According to the Missouri Courts website, in Fiscal Year 2020, there were 116,421 statewide charges filed involving drug and alcohol offenses, resulting in 41,127 guilty outcomes, whether by admission or by court or jury decision.
That’s a lot of people who had to pay fines, go to jail, be put on probation or otherwise penalized, and who now have a criminal record to carry with them as they go forward in life.
If you’ve been charged with drug possession in or around Kansas City, Missouri, or really anywhere in the state, you need to obtain the services of an experienced criminal defense attorney who will fight for your rights and help you develop a solid defense strategy.
Contact The Alsobrook Law Firm immediately. I am a former prosecutor who knows the justice system from both sides of the bar. I will vigorously represent you and strive for the best possible outcome.
Like the U.S. government, Missouri classifies drugs by their danger – and lack of medical value – and lists them by what it calls Schedules. Schedule I, the highest rung in both the federal and state classifications, lists marijuana along with heroin and LSD.
Schedules II through V include everyday painkillers and prescription medicines. You can be charged with drug possession even for prescribed medicines such as Ambien (a sleep aid) and Xanax and Valium (anxiety reducers). Even prescription cold medicines (which can be used to produce methamphetamine) are listed.
In other words, mere possession of a scheduled substance can lead to federal or state charges, or sometimes both. Federal drug enforcement, however, generally focuses on interstate trafficking and distribution and big-time operations, not the individual possessor or user unless that person is also a dealer or money launderer.
Charges for drug possession can range from a Class D felony to a variety of misdemeanor charges. Possession of any controlled substance other than marijuana is a Class D felony, punishable by up to 7 years in prison.
Though Missouri has legalized marijuana for medical use, you can still be charged with a drug crime for knowingly possessing it. Misdemeanor charges for marijuana possession depend upon the quantity being possessed:
Class D Misdemeanor: Possession of less than 10 grams of marijuana, punishable by a fine of up to $500
Class A Misdemeanor: Possession of more than 10 grams but less than 35 grams, or possession of less than 10 grams with a prior drug conviction, punishable by up to one year in jail and/or a fine of no more than $2,000.
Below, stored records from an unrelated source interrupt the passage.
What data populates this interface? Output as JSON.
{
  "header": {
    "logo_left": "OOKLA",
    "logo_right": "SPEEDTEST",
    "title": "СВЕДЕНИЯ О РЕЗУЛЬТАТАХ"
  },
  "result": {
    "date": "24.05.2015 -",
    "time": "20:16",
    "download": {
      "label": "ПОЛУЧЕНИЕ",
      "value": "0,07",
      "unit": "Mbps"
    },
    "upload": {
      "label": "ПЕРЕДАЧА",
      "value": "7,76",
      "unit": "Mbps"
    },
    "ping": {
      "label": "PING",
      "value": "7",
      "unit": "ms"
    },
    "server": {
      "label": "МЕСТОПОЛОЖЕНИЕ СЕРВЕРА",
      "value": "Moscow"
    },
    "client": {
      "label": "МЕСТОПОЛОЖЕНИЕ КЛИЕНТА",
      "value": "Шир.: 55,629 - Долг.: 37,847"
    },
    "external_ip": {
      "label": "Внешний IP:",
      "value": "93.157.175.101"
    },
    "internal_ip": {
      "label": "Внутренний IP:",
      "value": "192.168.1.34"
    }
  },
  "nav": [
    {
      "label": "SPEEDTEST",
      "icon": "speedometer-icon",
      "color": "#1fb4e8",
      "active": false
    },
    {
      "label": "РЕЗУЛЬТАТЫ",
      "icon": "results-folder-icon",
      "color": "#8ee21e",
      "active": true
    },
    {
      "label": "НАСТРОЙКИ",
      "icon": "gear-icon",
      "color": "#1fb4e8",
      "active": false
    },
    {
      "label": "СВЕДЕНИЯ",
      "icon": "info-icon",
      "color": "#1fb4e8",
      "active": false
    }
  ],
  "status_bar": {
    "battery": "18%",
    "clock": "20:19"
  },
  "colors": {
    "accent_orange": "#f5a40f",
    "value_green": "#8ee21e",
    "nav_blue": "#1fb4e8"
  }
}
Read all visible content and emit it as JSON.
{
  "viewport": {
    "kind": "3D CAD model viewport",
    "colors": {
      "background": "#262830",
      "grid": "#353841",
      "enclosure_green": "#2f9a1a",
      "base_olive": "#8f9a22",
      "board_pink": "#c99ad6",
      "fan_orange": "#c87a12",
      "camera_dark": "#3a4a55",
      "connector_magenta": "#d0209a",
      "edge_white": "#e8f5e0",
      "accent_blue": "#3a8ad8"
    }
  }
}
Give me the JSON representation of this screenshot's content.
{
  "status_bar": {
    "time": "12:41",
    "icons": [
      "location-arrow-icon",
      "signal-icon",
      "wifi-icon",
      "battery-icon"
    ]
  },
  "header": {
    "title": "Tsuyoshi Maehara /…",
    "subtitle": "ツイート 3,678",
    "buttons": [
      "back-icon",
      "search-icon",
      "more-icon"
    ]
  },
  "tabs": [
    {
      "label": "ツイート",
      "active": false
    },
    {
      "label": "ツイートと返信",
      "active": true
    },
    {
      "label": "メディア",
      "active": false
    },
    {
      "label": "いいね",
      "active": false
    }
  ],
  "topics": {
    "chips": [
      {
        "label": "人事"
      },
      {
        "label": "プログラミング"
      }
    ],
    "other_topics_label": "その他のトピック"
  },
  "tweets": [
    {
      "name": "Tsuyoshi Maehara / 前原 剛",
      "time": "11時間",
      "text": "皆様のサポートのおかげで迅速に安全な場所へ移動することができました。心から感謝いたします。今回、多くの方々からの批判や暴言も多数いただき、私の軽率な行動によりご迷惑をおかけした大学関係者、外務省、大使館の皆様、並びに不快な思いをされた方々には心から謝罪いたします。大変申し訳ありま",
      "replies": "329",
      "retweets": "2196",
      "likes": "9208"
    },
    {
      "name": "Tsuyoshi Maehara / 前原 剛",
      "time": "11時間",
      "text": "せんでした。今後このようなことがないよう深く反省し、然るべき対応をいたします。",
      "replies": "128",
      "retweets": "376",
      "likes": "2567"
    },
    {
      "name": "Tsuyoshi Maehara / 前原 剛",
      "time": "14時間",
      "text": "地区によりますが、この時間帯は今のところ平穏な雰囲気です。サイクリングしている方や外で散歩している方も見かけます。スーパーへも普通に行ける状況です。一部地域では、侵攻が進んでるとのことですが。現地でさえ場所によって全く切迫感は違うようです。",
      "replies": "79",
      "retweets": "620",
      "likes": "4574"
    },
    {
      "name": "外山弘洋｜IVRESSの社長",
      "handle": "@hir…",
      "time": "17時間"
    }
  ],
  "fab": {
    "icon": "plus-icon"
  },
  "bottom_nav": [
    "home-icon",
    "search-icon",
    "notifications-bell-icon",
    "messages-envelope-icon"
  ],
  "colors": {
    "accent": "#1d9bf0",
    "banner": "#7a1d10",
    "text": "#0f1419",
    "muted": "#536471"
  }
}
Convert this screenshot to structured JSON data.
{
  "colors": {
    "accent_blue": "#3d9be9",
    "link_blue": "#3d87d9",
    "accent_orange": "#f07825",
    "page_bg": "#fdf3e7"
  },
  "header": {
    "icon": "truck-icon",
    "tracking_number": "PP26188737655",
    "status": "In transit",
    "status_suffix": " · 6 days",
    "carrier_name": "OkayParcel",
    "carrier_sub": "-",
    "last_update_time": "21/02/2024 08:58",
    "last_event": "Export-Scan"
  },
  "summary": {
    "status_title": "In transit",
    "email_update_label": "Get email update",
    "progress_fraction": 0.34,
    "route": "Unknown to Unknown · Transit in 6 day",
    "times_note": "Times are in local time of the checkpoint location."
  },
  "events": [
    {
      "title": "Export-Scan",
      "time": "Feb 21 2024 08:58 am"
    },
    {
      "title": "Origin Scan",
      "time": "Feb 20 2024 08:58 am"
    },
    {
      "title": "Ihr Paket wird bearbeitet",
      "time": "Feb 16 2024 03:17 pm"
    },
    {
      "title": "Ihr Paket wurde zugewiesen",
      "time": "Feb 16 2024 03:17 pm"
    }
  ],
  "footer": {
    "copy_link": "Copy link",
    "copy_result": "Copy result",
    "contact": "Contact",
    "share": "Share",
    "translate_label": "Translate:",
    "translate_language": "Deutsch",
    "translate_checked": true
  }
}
Possession of more than 35 grams of marijuana rises to the level of a Class D felony with serious prison time possible.
A conviction, even by admission of guilt, can have consequences far beyond jail time or a fine. The conviction will go on your criminal record, which could make it hard for you to obtain employment, get a professional license, or qualify for public assistance. A felony conviction can result in a loss of voting and gun possession rights.
If you’re charged with a first-time drug offense, you may be eligible for a diversion program or to have your case handled in a drug treatment court.
Generally, you would be required to plead guilty and then undergo a drug treatment program. Once the program is successfully completed and you’ve met your probation requirements, the court at its discretion may dismiss your charges and clear your criminal record. However, if you fail to complete the program, you can be sentenced immediately under terms of the class of crime that you’ve been charged with.
The prosecutors may charge you with multiple crimes just to increase your fear and anxiety and get you to cop a guilty plea. That’s one among many reasons you need the experience, knowledge, and resources of a criminal defense attorney.
Don’t agree to anything or make any statements without first conferring with an attorney. Remember the saying, read to you in your Miranda Rights: “Anything you say can and will be used against you.”
There are legitimate defenses, starting with challenging the probable cause for arresting you in the first place. You also have to “knowingly” possess the drugs. Perhaps your vehicle passenger had the drugs on their person without your knowledge. You may even be the victim of witness misidentification, which happens more than prosecutors would like to admit.
Also, prosecutors may fail to inform you of your right to a diversion program if it's a first-time offense.
At some point, you may be offered the services of a public defender at no cost to you. “Free” sounds great, but remember, a public defender – no matter how well trained or well-intentioned – is generally overworked with a huge caseload. Their first response is often to seek a plea bargain rather than fight for an acquittal.
I’ve argued cases for both sides – prosecution and defense – and I know what to expect in the courtroom. With me on your side, we can challenge evidence and testimony and fight vigorously to obtain the best possible outcome. Also, if you’re a first-time offender, we can pursue the drug treatment court option, which will enable you to clear your record.
A drug possession charge carries not only penalties, but if it becomes a conviction, it’s something you’ll have to carry with you the rest of your life. If you’re charged with drug possession in or around Kansas City, Missouri – or really anywhere in Missouri or Kansas, where I’m also licensed – contact me immediately at The Alsobrook Law Firm for a free consultation.